> [Exercise inputs]:
■ ■ ■ ■

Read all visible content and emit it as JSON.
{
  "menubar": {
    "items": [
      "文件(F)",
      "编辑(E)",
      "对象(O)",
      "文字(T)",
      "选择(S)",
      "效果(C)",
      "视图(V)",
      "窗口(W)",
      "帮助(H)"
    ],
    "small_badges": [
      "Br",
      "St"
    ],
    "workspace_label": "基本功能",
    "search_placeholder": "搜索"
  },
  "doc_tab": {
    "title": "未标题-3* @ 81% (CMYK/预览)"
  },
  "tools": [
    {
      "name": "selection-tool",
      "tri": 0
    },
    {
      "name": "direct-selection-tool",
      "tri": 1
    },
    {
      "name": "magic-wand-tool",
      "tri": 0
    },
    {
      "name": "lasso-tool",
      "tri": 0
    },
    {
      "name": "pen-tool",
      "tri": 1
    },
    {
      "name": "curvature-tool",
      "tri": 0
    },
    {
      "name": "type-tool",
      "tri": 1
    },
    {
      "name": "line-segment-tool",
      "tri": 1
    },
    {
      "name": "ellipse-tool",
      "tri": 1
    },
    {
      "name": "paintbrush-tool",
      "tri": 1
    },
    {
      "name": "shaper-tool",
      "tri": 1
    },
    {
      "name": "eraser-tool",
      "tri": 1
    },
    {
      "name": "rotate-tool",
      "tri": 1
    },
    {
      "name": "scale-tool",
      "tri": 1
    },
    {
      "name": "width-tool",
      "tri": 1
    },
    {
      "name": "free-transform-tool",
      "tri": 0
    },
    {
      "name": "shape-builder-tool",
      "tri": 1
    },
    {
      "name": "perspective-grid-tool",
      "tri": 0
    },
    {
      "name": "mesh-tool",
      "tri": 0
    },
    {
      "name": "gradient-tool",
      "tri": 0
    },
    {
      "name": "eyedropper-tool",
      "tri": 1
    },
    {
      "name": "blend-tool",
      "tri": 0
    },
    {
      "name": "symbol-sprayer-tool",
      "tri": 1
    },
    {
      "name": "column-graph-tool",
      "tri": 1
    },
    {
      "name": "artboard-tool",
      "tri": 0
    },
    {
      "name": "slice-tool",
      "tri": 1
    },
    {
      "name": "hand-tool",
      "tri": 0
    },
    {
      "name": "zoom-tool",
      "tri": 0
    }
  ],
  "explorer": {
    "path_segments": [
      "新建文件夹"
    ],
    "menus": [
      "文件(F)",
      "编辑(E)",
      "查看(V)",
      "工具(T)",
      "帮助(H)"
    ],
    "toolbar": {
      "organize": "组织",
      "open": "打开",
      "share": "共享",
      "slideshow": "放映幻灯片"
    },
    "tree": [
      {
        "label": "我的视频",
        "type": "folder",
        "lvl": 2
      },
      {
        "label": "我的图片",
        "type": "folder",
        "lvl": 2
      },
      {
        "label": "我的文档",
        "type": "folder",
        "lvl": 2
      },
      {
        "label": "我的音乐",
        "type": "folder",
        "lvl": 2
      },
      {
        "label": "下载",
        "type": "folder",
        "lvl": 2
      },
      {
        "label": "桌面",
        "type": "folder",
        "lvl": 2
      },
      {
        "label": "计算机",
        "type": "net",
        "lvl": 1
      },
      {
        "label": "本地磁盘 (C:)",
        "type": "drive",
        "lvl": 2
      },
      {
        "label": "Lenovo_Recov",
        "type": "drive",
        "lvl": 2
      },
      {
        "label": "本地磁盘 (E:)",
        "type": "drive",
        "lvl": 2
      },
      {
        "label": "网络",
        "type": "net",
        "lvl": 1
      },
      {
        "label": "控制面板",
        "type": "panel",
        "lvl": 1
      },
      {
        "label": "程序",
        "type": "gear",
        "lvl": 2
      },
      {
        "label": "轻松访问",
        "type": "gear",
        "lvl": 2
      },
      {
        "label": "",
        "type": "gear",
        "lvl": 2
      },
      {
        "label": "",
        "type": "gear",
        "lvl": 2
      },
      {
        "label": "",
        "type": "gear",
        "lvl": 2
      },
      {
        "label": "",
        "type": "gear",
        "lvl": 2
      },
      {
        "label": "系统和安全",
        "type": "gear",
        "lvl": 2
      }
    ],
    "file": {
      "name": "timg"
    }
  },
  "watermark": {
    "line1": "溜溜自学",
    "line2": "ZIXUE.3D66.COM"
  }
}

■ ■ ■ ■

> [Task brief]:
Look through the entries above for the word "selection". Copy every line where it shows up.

> [Reply]:
      "name": "selection-tool",
      "name": "direct-selection-tool",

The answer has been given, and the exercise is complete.